"The public often thinks that nonmedical use of these prescription drugs is driven by doctor shopping and drug dealers, but it isn't," Boyd said. "It is driven by people with prescriptions who divert their pills to other people, who are usually friends or family members."

More than 3 percent of the study participants reported having a prescription for the anti-anxiety or sleep medications during the study. Compared to the students who never had these prescriptions, they were 10 times more likely to illegally acquire these drugs so they could get high or experiment, according to the news release.

"Prescribers and parents don't realize the abuse potential," Boyd said. "These drugs produce highly attractive sensations, and adolescents may start seeking the drugs after their prescriptions run out."

Half of the study participants were boys, while the other half were girls. Their average age at the beginning of the study was 14. Sixty-five percent of the participants were white, 29 percent were African-American, and 6 percent identified as either Asian, Hispanic, Indian or Alaskan Native. Eighty percent of the study participants had at least one parent with a college or graduate degree.

According to the news release, white students were twice as likely as African-American students to abuse a non-prescribed anti-anxiety or sleep medication. Females were also more likely than males to use these substances illegally.

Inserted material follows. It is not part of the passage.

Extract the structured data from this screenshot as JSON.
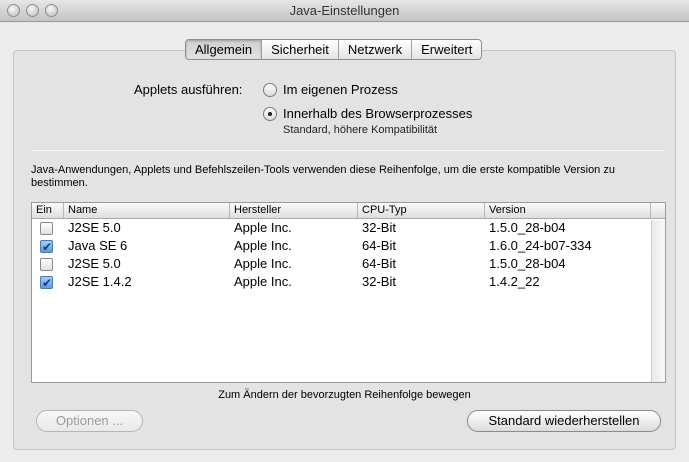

While the researchers noted that the study results may not be consistent across the nation— as they were only gathered from one area of the U.S.— they pointed out that substance abuse assessments, in addition to strict limitations on prescription refills, may help reduce the number of teens that abuse prescription drugs. Pre-prescription education courses that help inform teens and their parents about the risks of abusing these medications may also help, they said.